Here’s a guy who could command a stage.
Last night I watched Danny Boyle’s film about Steve Jobs and was so gravely disappointed that the bio did not take us as far as the 2007 keynote speech that launched the iPhone into my life.
Yes, I’m convinced that the iPhone was invented just for me — so that I can more effectively ignore phone calls while I listen to music. The “Ignore Call” option is like a lifeline that gets thrown out to me every time my phone rings. (How badly does Rogers really want to talk to me, anyway?)
But that’s just the introvert in me. The presenter in me goes apples over this Steve Jobs speech, this keynote address. It almost has as much lasting power as the phone itself. I’ve been at several conferences where it’s been touted as one of the greatest pieces of corporate storytelling ever, and it continues to resonate.

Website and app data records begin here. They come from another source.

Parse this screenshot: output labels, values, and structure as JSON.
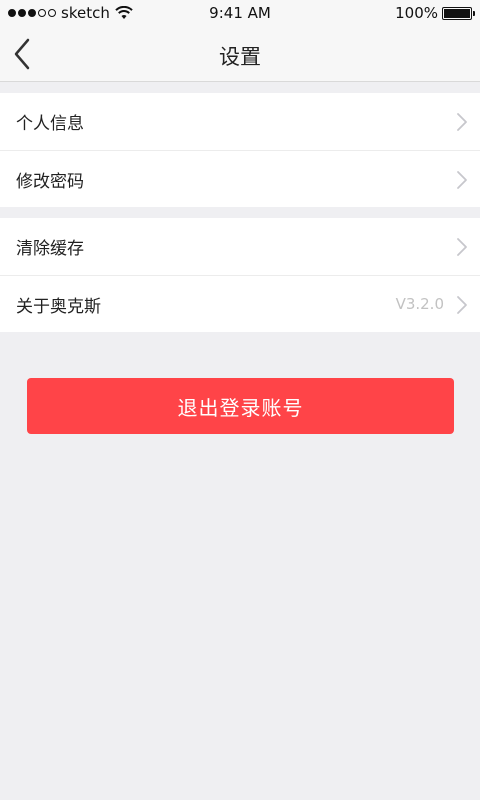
{
  "status_bar": {
    "carrier": "sketch",
    "time": "9:41 AM",
    "battery": "100%"
  },
  "nav": {
    "title": "设置",
    "back_icon": "chevron-left-icon"
  },
  "groups": [
    {
      "items": [
        {
          "label": "个人信息",
          "value": ""
        },
        {
          "label": "修改密码",
          "value": ""
        }
      ]
    },
    {
      "items": [
        {
          "label": "清除缓存",
          "value": ""
        },
        {
          "label": "关于奥克斯",
          "value": "V3.2.0"
        }
      ]
    }
  ],
  "logout": {
    "label": "退出登录账号",
    "color": "#ff4448"
  }
}
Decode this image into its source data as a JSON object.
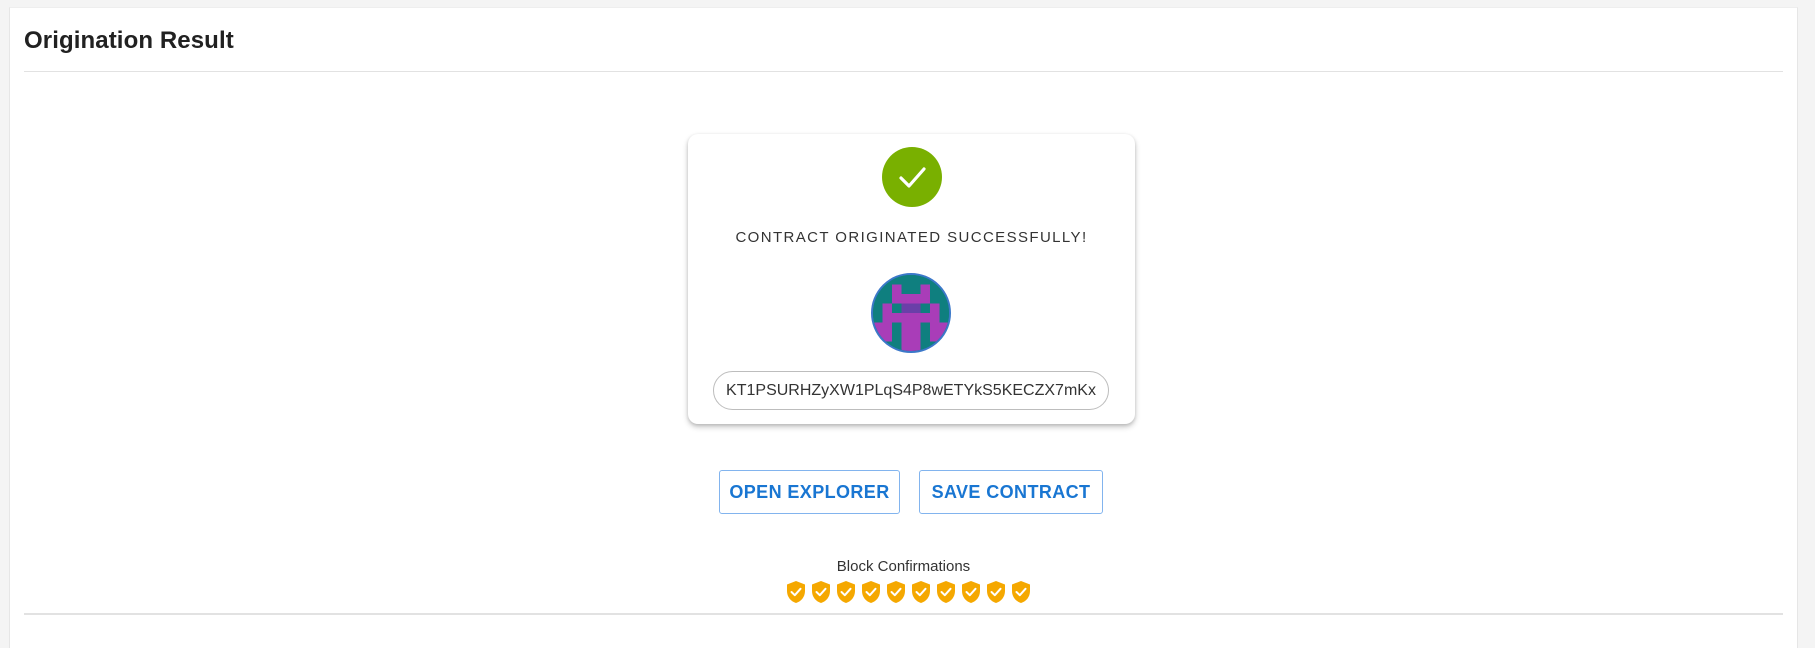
{
  "header": {
    "title": "Origination Result"
  },
  "result_card": {
    "icon": "check-circle-icon",
    "success_message": "CONTRACT ORIGINATED SUCCESSFULLY!",
    "avatar": "contract-identicon",
    "contract_address": "KT1PSURHZyXW1PLqS4P8wETYkS5KECZX7mKx"
  },
  "actions": {
    "open_explorer_label": "OPEN EXPLORER",
    "save_contract_label": "SAVE CONTRACT"
  },
  "confirmations": {
    "label": "Block Confirmations",
    "count": 10,
    "icon": "shield-check-icon"
  },
  "colors": {
    "success": "#79b000",
    "accent": "#1976d2",
    "shield": "#f5a800"
  }
}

You can watch the entire speech here, but my favourite moment (everyone has one) is when he uses the phone, turns it sideways and scrolls through album covers. When I first saw that, it was, to me, a science-fiction dream came true. And his presentation of it was spellbinding.
This is a perfect example of showing, not telling, and bringing a product to life. When you’re delivering a keynote, it’s pretty easy to fall into the onerous practice of description. When you have the opportunity to demonstrate an innovative product, to show us how it works and how it will change our lives… well, it’s like magic. Suddenly a new world comes to life before our very eyes.
And to take you through the magic of the speech, its “secret structure”, I’m happy to share with you a TEDx talk by another presenting hero of mine, Nancy Duarte.
Just ignore your phone while you watch it…
The second you see this photo, I know exactly what runs through your head. You can hear the words as if they’re being spoken directly in your ears. “I have a dream.” Martin Luther King, Jr.’s words echo throughout one of, if not the best example of a speech that resonates in the history of public speaking. Add to that its persuasive impact — a world wide movement that literally, significantly and powerfully changed the world — and it’s worth all of the attention and analysis it continues to receive.
And… it’s received a lot! It’s worth even more. Watch the speech, then check out some of the great breakdowns on how it was structured, why it resonates and what gives it its persuasive power. Andrew Dlugan from Six Minutes gives a great breakdown of the speech with 5 lessons learned, and Nancy Duarte provides a “sparkline” that you can follow while listening.
What I love most about the speech is the consistent weaving of evocative imagery throughout. Besides the obvious — the repetition of his dream that the world can be a better place, that what is does not have to be — there are other incantations of palpable metaphors. “Drinking from the cup of bitterness and hate” is a biblical reference that instantly connects the audience to a deeper meaning, and my personal favourite is a spin on Shakespeare’s Richard III:
“This sweltering summer of the Negro’s legitimate discontent will not pass until there is an invigorating autumn of freedom and equality.”
Symbols work. They connect, they transform, they resonate. A recent, very powerful example is Beyonce (whom I’ve been told is now referred to as Queen Bey… the Queen to Martin’s King) and her performance at that football game. The berets, the big “X”, the Black Panther salute — all subtly couched in a wildly entertaining dance routine — continue to incite reaction. Even the negative response from some of the world’s smaller minds serves to prove that symbols can be more powerful than words. Interpret them as you will, you cannot deny that they evoke passion and force people to ponder upon their meaning.
Obviously, not every presentation is going to have the scope or the lasting world impact as Martin Luther King, Jr., but we can still look to him for guidance. The man who convinced the world that we can build a better future, who gave us hope that the world could be a better place, also gives us a shining example of how to engage people and inspire them to achieve impossible dreams.